R3 logoJP Morgan Chase has finally bid farewell to the R3 blockchain consortium as it pursues its own interests.

As Banking Technology reported in November, JP Morgan was understood to be in the “leave” camp as it opted out of a fundraising effort for R3.

R3 had initially planned to raise $200 million from its members and give them a 90% stake in a new company. In November, it lowered this target and said members would get a 60% stake in R3.

R3 has now confirmed JP Morgan’s exit to Reuters. JP Morgan declined to comment.

“JP Morgan parted ways with R3 to pursue a very distinct technology path which is at odds with the one chosen by the global financial services industry, represented by our 80-plus members,” says Charley Cooper, managing director at R3.

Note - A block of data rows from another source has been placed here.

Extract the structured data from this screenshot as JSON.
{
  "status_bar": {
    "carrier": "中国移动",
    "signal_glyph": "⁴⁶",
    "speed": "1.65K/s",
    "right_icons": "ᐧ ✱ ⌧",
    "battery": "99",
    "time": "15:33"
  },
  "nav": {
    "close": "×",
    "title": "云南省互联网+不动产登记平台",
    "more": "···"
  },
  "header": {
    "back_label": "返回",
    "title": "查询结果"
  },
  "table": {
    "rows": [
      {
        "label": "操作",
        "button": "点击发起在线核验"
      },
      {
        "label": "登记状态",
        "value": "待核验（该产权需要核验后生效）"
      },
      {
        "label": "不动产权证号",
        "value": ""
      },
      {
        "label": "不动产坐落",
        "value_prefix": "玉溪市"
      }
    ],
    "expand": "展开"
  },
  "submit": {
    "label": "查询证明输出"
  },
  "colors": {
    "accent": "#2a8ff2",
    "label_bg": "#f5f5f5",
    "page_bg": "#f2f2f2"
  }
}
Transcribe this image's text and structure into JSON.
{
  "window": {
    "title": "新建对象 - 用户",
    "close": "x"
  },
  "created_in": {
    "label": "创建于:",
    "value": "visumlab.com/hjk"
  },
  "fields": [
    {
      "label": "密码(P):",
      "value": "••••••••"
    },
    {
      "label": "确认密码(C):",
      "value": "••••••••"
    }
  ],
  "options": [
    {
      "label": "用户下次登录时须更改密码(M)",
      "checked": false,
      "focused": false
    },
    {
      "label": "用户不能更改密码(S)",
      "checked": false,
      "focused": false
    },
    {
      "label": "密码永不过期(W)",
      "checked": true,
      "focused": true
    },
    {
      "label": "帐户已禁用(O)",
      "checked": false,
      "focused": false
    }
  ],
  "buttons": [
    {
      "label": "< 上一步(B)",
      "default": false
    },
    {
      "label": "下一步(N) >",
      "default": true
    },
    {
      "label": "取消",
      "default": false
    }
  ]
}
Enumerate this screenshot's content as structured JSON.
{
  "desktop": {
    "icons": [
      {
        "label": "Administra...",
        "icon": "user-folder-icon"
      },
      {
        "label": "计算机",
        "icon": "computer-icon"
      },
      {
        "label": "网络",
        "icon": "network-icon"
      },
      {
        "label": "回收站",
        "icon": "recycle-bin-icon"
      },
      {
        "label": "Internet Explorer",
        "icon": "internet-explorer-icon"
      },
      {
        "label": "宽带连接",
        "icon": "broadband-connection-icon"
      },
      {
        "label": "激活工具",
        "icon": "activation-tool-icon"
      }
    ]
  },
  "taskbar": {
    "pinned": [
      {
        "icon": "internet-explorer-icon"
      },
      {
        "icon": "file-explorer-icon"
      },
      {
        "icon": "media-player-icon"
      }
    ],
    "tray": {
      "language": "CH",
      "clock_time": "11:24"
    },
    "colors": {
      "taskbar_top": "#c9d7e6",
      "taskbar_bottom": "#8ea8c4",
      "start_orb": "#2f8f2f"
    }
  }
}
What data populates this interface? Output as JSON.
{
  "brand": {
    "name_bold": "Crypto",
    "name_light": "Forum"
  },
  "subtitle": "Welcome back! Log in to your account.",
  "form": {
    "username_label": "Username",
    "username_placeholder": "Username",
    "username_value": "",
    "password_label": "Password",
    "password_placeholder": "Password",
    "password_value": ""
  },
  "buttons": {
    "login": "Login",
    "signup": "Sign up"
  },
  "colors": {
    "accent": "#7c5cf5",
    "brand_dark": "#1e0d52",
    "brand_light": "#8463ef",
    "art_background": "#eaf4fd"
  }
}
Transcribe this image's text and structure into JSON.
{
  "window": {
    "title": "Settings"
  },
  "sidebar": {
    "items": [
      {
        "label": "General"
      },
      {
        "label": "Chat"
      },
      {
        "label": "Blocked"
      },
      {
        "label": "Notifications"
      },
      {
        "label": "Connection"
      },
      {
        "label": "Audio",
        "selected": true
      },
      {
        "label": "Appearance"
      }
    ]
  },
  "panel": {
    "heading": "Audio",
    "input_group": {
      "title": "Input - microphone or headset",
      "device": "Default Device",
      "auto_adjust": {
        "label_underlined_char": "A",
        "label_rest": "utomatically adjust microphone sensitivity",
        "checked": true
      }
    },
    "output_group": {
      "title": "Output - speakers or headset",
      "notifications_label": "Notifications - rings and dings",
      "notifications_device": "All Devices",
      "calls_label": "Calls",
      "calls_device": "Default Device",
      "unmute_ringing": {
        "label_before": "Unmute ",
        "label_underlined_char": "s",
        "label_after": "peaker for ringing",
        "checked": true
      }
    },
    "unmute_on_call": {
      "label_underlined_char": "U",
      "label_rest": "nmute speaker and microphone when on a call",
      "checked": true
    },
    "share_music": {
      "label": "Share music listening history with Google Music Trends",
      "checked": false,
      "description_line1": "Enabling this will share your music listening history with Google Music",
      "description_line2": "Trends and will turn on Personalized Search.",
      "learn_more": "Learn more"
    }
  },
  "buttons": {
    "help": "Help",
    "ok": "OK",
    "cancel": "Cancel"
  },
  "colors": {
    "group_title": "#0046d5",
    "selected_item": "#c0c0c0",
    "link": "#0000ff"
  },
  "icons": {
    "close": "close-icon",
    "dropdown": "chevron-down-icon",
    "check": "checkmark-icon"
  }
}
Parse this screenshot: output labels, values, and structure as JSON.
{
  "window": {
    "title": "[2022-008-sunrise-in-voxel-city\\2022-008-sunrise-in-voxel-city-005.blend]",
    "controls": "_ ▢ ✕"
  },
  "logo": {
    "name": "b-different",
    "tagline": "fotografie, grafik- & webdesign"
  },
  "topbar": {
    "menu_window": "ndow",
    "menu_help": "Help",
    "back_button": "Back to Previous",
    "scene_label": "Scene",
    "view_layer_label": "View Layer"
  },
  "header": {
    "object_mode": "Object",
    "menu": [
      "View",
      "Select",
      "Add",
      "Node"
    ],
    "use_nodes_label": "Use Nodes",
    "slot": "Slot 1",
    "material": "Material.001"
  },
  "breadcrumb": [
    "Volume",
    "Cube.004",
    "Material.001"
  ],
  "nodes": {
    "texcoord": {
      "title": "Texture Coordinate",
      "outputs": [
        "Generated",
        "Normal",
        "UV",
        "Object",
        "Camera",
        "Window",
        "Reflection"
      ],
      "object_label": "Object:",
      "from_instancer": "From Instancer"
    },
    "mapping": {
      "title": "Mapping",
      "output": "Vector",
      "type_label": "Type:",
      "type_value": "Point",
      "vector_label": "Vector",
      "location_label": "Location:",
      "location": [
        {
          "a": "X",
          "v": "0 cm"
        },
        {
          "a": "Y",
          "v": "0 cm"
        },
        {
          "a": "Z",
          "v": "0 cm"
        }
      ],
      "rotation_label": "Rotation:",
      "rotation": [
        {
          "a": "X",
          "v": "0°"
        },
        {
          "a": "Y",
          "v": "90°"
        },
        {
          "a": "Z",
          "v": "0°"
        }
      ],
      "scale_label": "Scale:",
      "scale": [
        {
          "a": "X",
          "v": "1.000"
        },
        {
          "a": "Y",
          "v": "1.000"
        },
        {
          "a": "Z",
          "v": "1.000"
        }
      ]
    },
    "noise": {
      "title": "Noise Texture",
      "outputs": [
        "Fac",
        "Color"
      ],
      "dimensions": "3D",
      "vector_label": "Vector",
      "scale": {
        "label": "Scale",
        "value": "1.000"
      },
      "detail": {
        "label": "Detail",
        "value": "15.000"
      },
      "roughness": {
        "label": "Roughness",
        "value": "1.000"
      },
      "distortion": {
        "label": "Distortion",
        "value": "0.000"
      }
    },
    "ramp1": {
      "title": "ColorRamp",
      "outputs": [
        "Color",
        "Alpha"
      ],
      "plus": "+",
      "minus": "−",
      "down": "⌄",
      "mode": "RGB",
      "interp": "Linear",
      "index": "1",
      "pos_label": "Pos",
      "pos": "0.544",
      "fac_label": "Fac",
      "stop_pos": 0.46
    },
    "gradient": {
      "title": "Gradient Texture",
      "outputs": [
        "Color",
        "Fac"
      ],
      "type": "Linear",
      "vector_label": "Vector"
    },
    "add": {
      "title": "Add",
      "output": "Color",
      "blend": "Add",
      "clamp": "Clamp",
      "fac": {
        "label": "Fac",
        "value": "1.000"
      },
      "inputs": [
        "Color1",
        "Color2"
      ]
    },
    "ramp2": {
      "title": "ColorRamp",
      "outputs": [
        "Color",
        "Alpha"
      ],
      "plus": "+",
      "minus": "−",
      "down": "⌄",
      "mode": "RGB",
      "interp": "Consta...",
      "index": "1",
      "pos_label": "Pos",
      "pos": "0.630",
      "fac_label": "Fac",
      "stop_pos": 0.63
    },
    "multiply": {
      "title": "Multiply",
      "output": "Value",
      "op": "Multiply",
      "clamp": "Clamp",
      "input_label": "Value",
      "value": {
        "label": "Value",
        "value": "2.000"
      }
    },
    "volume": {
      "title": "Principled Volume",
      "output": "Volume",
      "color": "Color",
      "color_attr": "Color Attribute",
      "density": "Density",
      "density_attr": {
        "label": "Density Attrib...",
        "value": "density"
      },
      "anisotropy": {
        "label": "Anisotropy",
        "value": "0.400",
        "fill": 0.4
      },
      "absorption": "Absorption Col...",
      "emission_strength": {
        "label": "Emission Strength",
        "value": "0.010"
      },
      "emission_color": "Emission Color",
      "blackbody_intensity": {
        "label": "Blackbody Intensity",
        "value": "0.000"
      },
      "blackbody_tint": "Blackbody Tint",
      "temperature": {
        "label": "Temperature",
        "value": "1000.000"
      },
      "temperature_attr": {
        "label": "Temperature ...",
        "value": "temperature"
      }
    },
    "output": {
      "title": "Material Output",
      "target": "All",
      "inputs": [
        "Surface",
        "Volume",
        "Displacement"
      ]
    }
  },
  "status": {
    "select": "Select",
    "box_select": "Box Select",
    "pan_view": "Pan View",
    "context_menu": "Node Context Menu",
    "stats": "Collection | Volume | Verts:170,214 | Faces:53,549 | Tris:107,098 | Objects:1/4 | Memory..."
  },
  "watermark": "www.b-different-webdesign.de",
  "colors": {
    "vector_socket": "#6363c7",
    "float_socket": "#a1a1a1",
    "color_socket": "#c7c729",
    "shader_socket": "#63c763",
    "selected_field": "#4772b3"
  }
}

JP Morgan’s departure is part of an exodus – as it follows in the footsteps of Goldman Sachs, Santander, Morgan Stanley and National Australia Bank (NAB) – who all decided to abandon R3 and pursue their own blockchain interests.

In October, it was reported that JP Morgan was developing its own blockchain, called Quorum, on the Ethereum network.

While in March this year, Banco Santander, BNY Mellon, Intel, JP Morgan and Microsoft were some of the big names behind the launch of a new blockchain alliance to rival R3.

Called the Enterprise Ethereum Alliance (EEA), it plans to drive Ethereum blockchain technology best practices – “focusing on security, privacy, scalability and interoperability”.

The departed

The departure is a setback for R3, but it has been active elsewhere.

It partnered with Acord (Association for Cooperative Operations Research and Development) to launch a virtual “centre of excellence” for distributed ledger technology (DLT) in the insurance industry.

R3, together with five of its members and financial resource management specialist HQLAX, built a collateral lending solution for liquidity transfers.

Also, the Illinois Department of Financial and Professional Regulation (IDFPR) became the first US regulatory agency to join R3.